Items listed in a dataset:
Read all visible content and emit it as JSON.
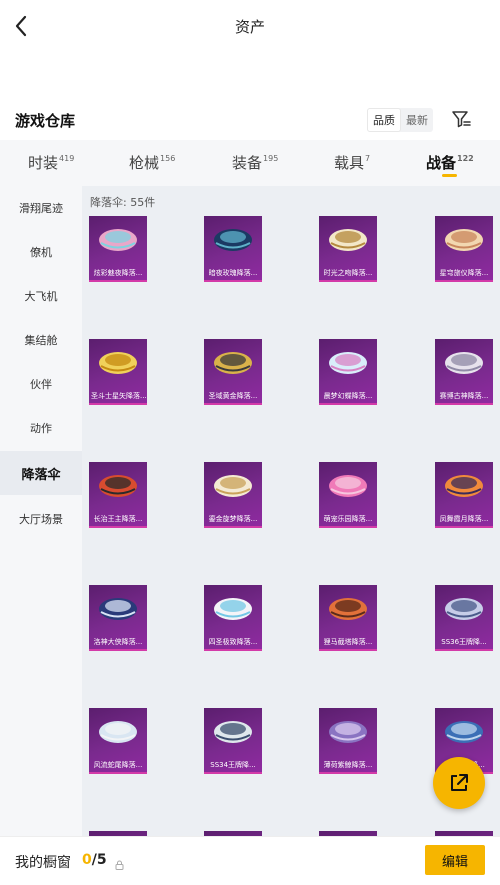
{
  "header": {
    "title": "资产"
  },
  "warehouse": {
    "title": "游戏仓库",
    "sort_options": [
      "品质",
      "最新"
    ]
  },
  "tabs": [
    {
      "label": "时装",
      "count": "419"
    },
    {
      "label": "枪械",
      "count": "156"
    },
    {
      "label": "装备",
      "count": "195"
    },
    {
      "label": "载具",
      "count": "7"
    },
    {
      "label": "战备",
      "count": "122"
    }
  ],
  "active_tab": "战备",
  "sidebar": {
    "items": [
      "滑翔尾迹",
      "僚机",
      "大飞机",
      "集结舱",
      "伙伴",
      "动作",
      "降落伞",
      "大厅场景"
    ],
    "active": "降落伞"
  },
  "content": {
    "count_label": "降落伞: 55件",
    "items": [
      {
        "name": "炫彩魅夜降落...",
        "colors": [
          "#e9a7c9",
          "#7fd3e0"
        ]
      },
      {
        "name": "暗夜玫瑰降落...",
        "colors": [
          "#1b3a63",
          "#5fb1c9"
        ]
      },
      {
        "name": "时光之吻降落...",
        "colors": [
          "#f3e7c8",
          "#b48a3e"
        ]
      },
      {
        "name": "星穹旅仪降落...",
        "colors": [
          "#f2d7b0",
          "#c9875e"
        ]
      },
      {
        "name": "圣斗士星矢降落...",
        "colors": [
          "#f0d15a",
          "#c58a12"
        ]
      },
      {
        "name": "圣域黄金降落...",
        "colors": [
          "#d9b24a",
          "#3a3a3a"
        ]
      },
      {
        "name": "晨梦幻蝶降落...",
        "colors": [
          "#d9eefa",
          "#d883c4"
        ]
      },
      {
        "name": "赛博古神降落...",
        "colors": [
          "#e6e2ec",
          "#8f8aa6"
        ]
      },
      {
        "name": "长治王主降落...",
        "colors": [
          "#d84c2f",
          "#2b2b2b"
        ]
      },
      {
        "name": "鎏金旋梦降落...",
        "colors": [
          "#f4ead3",
          "#c9a25a"
        ]
      },
      {
        "name": "萌宠乐园降落...",
        "colors": [
          "#f07ab8",
          "#f6c7de"
        ]
      },
      {
        "name": "凤舞霞月降落...",
        "colors": [
          "#f08a3c",
          "#3a2b5a"
        ]
      },
      {
        "name": "洛神大侠降落...",
        "colors": [
          "#2a3a7a",
          "#d9e3f5"
        ]
      },
      {
        "name": "四圣极致降落...",
        "colors": [
          "#f4f4f8",
          "#74c8e6"
        ]
      },
      {
        "name": "狸马截塔降落...",
        "colors": [
          "#e2713a",
          "#5a2a1a"
        ]
      },
      {
        "name": "SS36王牌降...",
        "colors": [
          "#c7cde8",
          "#4a5a8a"
        ]
      },
      {
        "name": "风流蛇尾降落...",
        "colors": [
          "#d9e6f2",
          "#f2f4f6"
        ]
      },
      {
        "name": "SS34王牌降...",
        "colors": [
          "#dfe8ec",
          "#3b4f6e"
        ]
      },
      {
        "name": "薄荷紫鲸降落...",
        "colors": [
          "#8a74c2",
          "#d7c7ee"
        ]
      },
      {
        "name": "星月深海降...",
        "colors": [
          "#3b6fb6",
          "#bfd6ee"
        ]
      },
      {
        "name": "",
        "colors": [
          "#5a3a7a",
          "#9a7ac2"
        ]
      },
      {
        "name": "",
        "colors": [
          "#5a3a7a",
          "#9a7ac2"
        ]
      },
      {
        "name": "",
        "colors": [
          "#5a3a7a",
          "#9a7ac2"
        ]
      },
      {
        "name": "",
        "colors": [
          "#5a3a7a",
          "#9a7ac2"
        ]
      }
    ]
  },
  "bottom": {
    "label": "我的橱窗",
    "current": "0",
    "total": "/5",
    "edit_label": "编辑"
  },
  "colors": {
    "accent": "#f6b500",
    "card_bg": "#7a2a8e",
    "card_border": "#d33aa8"
  }
}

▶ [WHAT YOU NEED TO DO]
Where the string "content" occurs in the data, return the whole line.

▶ [EXERCISE RESULT]
Read all visible content and emit it as JSON.
  "content": {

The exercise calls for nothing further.